Detroit — U.S. Bankruptcy Judge Steven Rhodes on Tuesday was weighing whether to further delay Detroit’s bankruptcy trial and impose a deadline for two public safety unions to reach contract agreements with the city.
Rhodes said during a status conference earlier in the day that the orders would be forthcoming. As of Tuesday evening, he had not issued any decisions.
In the meantime, Rhodes ruled that Oakland, Macomb and Wayne counties have legal standing to object to Detroit’s debt-cutting plan as interested parties in the city’s bankruptcy case.
The decision follows aggressive objections from the counties during a hearing last month on why suburban leaders should be allowed to assert objections.
“The counties do have standing to assert their objections in the case,” Rhodes said.
Oakland and Macomb counties have opposed the city’s plan to extract $428 million in accelerated pension payments for the Detroit Water and Sewerage Department during the next decade.

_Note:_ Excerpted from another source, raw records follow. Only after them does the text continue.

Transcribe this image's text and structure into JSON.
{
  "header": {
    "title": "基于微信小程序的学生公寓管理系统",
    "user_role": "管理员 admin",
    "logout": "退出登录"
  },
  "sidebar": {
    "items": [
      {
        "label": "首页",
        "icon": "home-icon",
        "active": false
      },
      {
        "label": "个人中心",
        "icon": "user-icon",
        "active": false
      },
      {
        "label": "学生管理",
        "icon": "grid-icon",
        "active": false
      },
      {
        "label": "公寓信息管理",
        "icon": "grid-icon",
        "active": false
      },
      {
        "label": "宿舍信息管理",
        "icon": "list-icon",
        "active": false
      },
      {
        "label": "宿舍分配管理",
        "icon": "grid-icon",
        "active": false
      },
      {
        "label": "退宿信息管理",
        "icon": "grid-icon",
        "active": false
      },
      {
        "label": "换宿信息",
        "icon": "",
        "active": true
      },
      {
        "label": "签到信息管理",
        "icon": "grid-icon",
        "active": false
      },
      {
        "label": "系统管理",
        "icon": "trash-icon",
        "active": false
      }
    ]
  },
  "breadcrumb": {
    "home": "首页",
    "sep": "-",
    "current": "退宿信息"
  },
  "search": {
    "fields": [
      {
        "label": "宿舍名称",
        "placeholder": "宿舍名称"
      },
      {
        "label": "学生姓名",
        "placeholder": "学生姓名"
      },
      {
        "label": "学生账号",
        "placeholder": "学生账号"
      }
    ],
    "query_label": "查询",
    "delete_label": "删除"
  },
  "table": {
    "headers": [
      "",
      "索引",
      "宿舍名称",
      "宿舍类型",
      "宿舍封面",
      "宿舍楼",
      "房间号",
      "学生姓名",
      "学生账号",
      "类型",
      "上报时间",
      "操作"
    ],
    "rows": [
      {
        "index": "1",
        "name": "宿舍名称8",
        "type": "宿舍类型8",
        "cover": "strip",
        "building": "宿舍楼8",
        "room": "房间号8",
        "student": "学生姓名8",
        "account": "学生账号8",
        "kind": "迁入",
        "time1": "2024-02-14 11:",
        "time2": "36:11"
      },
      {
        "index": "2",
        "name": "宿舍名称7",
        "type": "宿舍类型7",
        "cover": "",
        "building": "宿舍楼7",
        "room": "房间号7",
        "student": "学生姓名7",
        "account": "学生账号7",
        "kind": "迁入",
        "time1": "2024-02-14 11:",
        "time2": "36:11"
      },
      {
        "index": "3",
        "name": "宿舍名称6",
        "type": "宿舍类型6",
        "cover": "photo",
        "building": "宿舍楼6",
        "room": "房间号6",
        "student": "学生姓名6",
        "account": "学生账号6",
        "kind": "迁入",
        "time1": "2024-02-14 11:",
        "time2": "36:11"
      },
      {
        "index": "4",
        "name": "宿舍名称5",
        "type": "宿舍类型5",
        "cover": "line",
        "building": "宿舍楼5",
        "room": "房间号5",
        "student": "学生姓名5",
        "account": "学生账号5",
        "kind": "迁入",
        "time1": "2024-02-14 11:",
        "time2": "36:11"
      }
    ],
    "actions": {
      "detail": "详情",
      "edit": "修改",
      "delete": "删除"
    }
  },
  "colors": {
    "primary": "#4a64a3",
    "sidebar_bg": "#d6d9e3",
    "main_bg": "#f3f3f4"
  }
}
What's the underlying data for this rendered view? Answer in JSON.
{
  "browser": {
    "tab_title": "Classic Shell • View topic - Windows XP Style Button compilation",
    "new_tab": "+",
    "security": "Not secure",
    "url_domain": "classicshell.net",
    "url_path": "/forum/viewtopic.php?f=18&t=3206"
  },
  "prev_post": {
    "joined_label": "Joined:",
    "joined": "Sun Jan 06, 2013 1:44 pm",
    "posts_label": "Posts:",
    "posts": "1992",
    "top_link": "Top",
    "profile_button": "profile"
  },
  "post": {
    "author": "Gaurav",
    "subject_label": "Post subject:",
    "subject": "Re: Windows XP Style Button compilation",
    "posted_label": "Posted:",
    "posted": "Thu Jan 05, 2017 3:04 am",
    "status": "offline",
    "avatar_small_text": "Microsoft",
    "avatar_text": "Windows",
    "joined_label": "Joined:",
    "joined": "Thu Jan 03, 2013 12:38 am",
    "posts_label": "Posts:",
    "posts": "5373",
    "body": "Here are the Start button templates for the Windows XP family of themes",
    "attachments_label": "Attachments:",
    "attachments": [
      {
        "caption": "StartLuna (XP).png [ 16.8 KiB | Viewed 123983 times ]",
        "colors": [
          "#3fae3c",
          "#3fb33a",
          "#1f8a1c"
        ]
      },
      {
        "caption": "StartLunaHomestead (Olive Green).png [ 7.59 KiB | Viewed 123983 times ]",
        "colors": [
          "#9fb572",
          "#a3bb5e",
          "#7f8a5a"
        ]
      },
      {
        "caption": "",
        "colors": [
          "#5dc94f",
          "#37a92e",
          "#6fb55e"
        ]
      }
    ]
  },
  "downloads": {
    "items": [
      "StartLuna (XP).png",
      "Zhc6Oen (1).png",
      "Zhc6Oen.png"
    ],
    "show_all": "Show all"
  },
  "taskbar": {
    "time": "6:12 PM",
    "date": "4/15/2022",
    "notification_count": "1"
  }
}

Suburban leaders contend the higher pension payments for Detroit’s legacy costs will ultimately be passed on to ratepayers in the form of higher water bills, leaving less money for infrastructure improvements.
Detroit’s attorneys have countered that the suburbs can’t object to the plan because the DWSD is not in default on any contract to provide services to suburban communities.
Oakland County filed a supplemental objection Tuesday to confirmation of the city’s proposed plan, saying it relies on “inaccurate” calculations for shortfalls in the general pension fund. It is asking the court to deny confirmation of the plan in its present form.
After refusing to grant a delay in the Aug. 21 trial last week, Rhodes heard more arguments from creditors, including Syncora Guarantee Inc., seeking to have the trial pushed back, and said he would issue a formal order Tuesday.
The consideration comes after it was revealed last week that the city’s water department approved a plan to refinance almost $5.2 billion in debt.
The move could free up cash for Detroit’s restructuring and potentially speed an exit from bankruptcy court. The plan, approved by Detroit Water and Sewerage commissioners, would also lower the utility’s interest rate and reduce costs.
The plan involves offering secured water bondholders a chance to have the city buy back the bonds.
Staff writers Chad Livengood and Robert Snell contributed.